4 easy ways to find PR & Outreach opportunities

  • 2
  • September 28, 2014
Laura Crimmons

Laura Crimmons

Communications Director

I hear a lot of SEOs talking about how Outreach has become so much more difficult over the last few years and that it’s so hard to build natural links now, and I really don’t agree with this – yes the tactics SEOs need to be using has changed but there are still masses of opportunities out there if you use the right tools and look in the right places. So here’s my four top ways to find quality, natural PR and Outreach opportunities.

1. #Journorequest

A wealth of opportunities can be found on Twitter if you know the right hashtags to look out for. #Journorequest is one of my personal favourites and has helped me to find some great opportunities, I always have this open on my Tweetdeck to look out for new opportunities. You can also set up some clever IFTTT recipes to have these delivered to your inbox if you’re not a Tweetdeck fan.

Other hashtags to look out for are #PRrequest and #bloggerrequest.
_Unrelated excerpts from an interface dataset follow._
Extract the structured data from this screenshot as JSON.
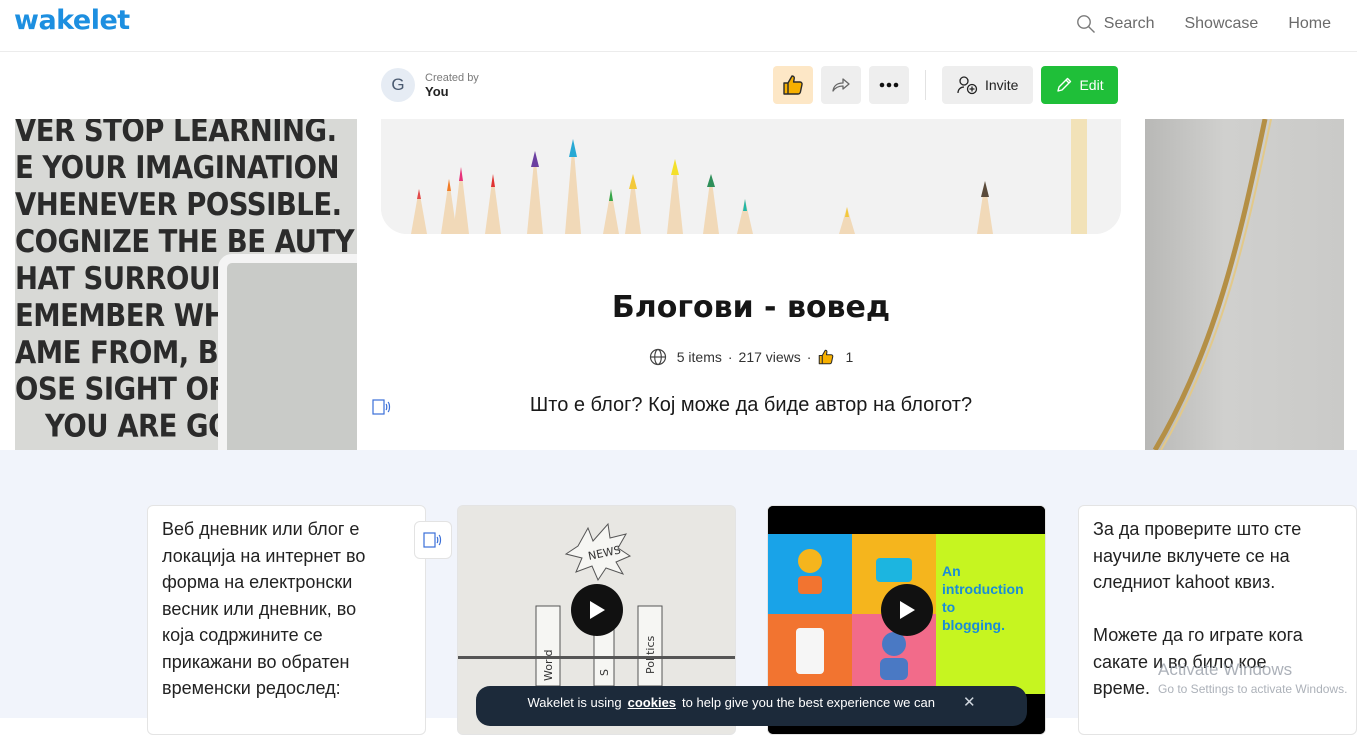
{
  "brand": {
    "logo": "wakelet",
    "color": "#1d8fe0"
  },
  "nav": {
    "search": "Search",
    "showcase": "Showcase",
    "home": "Home"
  },
  "creator": {
    "initial": "G",
    "created_by": "Created by",
    "name": "You"
  },
  "actions": {
    "invite": "Invite",
    "edit": "Edit",
    "edit_color": "#1fbf39"
  },
  "cover_left_lines": [
    "VER STOP LEARNING.",
    "E YOUR IMAGINATION",
    "VHENEVER POSSIBLE.",
    "COGNIZE THE BE AUTY",
    "HAT SURROUN",
    "EMEMBER WHI",
    "AME FROM, BU",
    "OSE SIGHT OF",
    "YOU ARE GO"
  ],
  "collection": {
    "title": "Блогови - вовед",
    "items": "5 items",
    "views": "217 views",
    "likes": "1",
    "description": "Што е блог? Кој може да биде автор на блогот?"
  },
  "cards": {
    "text1_lines": [
      "Веб дневник или блог е",
      "локација на интернет во",
      "форма на електронски",
      "весник или дневник, во",
      "која содржините се",
      "прикажани во обратен",
      "временски редослед:"
    ],
    "video1_labels": [
      "NEWS",
      "World",
      "S",
      "Politics"
    ],
    "video2_caption": [
      "An",
      "introduction",
      "to",
      "blogging."
    ],
    "text2_lines": [
      "За да проверите што сте",
      "научиле вклучете се на",
      "следниот kahoot квиз.",
      "",
      "Можете да го играте кога",
      "сакате и во било кое",
      "време."
    ]
  },
  "cookie": {
    "prefix": "Wakelet is using",
    "link": "cookies",
    "suffix": "to help give you the best experience we can",
    "close": "✕"
  },
  "watermark": {
    "line1": "Activate Windows",
    "line2": "Go to Settings to activate Windows."
  }
}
2. ResponseSource

ResonseSource is a paid-for service by DWPub which allows you to subscribe to various categories and then receive journalist & blogger requests straight to your inbox.

3. Live Blogs

Live blogs are a great source of newsjacking opportunities, you’ll find that pretty much all national news sources will have a live blog for any major event e.g. the Budget announcement, World Cup etc.

4. Fresh Web Explorer/Google News

A great way to find people already talking about either your campaign or a relevant topic is through the likes of Fresh Web Explorer or Google News. If you have a relevant quote/graphic/data from your client on a topic currently being covered in the news you can simply search by keywords in FWE or Google News to find who’s already covered it and approach them with your added-value content.

Aside from ResponseSource and FWE all of the above are free ways in which to source quality opportunities and most importantly completely natural opportunities producing links that don’t just look natural but are natural.